## What to do
Scan the listing below for the string "true" and copy each line where it turns up.
# # # # #
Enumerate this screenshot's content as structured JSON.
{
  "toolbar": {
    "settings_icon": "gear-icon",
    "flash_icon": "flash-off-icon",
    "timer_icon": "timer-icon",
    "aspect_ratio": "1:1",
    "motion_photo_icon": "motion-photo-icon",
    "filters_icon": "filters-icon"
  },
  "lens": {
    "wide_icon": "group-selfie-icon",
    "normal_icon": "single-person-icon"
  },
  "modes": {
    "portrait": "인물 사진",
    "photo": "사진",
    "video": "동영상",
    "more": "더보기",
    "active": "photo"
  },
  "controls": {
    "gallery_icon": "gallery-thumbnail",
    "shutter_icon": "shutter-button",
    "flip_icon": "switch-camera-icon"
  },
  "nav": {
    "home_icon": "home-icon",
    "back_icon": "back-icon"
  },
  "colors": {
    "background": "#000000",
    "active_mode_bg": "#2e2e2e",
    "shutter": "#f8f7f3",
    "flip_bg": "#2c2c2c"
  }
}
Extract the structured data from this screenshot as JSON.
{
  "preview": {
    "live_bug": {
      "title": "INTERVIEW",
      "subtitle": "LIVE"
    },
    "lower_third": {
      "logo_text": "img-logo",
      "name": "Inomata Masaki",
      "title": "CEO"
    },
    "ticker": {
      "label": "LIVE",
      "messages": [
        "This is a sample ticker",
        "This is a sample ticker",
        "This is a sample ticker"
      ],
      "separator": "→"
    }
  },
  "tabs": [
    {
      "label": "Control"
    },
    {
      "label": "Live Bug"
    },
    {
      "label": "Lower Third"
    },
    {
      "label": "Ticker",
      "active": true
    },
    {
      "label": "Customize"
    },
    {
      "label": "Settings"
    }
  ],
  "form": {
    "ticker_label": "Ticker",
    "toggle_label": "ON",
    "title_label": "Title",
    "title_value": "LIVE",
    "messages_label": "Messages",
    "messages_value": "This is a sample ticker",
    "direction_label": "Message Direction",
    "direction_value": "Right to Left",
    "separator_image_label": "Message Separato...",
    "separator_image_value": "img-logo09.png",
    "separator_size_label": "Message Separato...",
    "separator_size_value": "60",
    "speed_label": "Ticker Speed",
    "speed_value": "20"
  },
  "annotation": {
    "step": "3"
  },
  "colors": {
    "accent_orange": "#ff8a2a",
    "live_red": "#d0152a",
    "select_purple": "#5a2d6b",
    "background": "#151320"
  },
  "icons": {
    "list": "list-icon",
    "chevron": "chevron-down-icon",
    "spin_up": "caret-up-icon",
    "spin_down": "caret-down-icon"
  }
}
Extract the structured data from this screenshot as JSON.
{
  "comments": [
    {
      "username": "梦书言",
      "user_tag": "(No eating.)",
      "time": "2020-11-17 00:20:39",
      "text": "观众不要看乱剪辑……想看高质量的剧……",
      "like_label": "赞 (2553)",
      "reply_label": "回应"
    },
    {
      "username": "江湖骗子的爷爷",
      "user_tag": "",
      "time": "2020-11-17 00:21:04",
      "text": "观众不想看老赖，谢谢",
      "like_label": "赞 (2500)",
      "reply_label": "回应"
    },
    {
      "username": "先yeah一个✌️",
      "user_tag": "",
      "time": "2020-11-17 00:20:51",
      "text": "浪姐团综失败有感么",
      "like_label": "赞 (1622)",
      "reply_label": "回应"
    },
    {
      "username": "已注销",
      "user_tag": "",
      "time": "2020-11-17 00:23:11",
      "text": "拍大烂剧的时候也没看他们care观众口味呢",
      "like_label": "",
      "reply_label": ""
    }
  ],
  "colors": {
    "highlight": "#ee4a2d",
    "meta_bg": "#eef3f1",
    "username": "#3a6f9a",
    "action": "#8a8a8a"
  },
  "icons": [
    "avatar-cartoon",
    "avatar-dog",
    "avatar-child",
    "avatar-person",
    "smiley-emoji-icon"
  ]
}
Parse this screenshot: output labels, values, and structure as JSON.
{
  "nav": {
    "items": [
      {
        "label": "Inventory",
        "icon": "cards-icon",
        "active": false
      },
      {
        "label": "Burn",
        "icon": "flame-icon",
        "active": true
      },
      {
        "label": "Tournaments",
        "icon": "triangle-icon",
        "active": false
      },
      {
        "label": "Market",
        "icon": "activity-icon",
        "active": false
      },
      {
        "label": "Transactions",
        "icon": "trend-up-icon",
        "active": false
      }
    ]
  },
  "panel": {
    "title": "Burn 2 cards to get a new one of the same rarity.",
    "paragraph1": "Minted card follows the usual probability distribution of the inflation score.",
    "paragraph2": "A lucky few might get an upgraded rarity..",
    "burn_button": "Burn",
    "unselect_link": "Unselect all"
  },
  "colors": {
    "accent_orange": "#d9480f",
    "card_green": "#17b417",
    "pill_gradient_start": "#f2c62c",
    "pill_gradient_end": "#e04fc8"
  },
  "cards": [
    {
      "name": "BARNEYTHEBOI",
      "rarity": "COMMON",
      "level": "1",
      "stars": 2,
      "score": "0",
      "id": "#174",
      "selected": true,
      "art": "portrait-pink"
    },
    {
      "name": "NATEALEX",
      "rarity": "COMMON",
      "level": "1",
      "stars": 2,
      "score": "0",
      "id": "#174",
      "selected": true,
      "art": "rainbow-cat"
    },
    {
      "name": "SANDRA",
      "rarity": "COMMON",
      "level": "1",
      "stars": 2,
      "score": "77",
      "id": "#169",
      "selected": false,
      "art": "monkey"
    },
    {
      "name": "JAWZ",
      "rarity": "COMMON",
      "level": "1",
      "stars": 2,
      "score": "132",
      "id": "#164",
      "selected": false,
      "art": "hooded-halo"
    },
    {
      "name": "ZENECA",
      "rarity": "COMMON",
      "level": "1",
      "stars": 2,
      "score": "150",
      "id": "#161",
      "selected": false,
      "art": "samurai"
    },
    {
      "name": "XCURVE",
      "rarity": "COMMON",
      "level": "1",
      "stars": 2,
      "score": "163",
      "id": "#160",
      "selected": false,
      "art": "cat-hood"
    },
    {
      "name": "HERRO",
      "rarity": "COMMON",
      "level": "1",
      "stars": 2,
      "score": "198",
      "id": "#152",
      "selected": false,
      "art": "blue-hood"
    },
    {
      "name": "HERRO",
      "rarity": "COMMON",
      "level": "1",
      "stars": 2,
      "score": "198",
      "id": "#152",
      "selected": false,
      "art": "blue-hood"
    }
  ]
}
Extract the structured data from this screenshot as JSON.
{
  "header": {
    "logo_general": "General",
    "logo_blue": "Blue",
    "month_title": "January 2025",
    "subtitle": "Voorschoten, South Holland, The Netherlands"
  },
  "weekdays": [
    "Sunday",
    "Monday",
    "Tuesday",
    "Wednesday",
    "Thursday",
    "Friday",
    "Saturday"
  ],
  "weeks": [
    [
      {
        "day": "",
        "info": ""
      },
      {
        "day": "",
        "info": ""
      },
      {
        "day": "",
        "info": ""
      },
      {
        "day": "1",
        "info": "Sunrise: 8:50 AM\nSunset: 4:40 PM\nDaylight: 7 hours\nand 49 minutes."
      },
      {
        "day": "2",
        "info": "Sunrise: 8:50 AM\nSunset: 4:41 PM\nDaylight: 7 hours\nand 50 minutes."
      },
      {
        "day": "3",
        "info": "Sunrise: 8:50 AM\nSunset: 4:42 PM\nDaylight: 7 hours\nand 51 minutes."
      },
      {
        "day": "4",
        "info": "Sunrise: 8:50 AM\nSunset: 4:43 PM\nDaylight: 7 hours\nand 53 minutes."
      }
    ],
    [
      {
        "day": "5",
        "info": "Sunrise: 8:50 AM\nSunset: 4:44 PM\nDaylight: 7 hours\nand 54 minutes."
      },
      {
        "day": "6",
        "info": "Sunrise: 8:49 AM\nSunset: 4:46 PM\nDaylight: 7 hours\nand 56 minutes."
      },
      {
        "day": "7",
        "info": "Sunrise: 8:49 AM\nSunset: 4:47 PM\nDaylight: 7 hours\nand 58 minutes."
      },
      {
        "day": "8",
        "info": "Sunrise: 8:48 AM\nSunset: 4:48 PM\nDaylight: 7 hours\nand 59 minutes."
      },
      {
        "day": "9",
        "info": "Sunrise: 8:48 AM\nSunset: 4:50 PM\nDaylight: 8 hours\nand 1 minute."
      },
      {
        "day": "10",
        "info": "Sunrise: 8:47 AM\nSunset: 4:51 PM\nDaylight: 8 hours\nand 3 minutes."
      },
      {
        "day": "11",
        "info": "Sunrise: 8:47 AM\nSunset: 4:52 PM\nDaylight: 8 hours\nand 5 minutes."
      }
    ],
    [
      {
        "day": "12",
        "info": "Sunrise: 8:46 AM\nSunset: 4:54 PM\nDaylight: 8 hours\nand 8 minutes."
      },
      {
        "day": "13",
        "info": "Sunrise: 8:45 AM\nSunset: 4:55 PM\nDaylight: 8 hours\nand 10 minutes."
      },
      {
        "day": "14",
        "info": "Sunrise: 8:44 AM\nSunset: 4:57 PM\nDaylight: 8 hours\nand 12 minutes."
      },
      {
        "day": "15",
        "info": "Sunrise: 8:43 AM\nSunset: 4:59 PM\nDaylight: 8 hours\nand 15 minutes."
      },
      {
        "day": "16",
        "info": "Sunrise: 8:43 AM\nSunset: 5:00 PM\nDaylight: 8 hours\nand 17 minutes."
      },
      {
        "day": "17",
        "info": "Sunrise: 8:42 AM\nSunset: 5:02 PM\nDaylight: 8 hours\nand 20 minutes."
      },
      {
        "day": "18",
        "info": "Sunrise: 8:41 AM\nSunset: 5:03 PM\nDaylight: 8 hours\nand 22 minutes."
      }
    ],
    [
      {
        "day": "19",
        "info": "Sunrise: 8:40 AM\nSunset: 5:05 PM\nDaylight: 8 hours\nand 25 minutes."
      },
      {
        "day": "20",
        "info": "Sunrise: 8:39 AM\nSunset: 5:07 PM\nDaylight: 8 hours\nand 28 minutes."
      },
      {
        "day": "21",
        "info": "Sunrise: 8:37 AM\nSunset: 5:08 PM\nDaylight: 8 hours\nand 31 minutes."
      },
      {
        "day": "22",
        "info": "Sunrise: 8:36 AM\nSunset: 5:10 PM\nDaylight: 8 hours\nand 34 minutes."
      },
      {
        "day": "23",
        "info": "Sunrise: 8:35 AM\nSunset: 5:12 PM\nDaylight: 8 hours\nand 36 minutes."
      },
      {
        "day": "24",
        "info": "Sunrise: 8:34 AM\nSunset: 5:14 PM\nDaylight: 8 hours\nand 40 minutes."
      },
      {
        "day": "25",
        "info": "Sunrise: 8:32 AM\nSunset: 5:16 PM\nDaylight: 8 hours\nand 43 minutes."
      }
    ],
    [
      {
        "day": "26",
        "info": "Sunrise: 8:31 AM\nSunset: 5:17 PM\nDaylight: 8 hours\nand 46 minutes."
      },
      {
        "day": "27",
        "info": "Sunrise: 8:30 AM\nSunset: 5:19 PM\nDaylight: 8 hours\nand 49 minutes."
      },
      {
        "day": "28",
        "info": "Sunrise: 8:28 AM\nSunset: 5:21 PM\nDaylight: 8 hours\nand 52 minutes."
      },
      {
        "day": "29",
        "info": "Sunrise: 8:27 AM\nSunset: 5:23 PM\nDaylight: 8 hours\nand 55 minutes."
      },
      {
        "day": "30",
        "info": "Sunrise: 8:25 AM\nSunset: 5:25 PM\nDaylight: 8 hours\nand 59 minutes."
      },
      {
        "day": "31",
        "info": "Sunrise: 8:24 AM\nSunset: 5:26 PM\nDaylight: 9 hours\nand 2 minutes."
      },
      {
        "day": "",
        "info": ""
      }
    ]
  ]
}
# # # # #
## Result of the exercise
      "active": true
        "active": true
      "selected": true,
      "selected": true,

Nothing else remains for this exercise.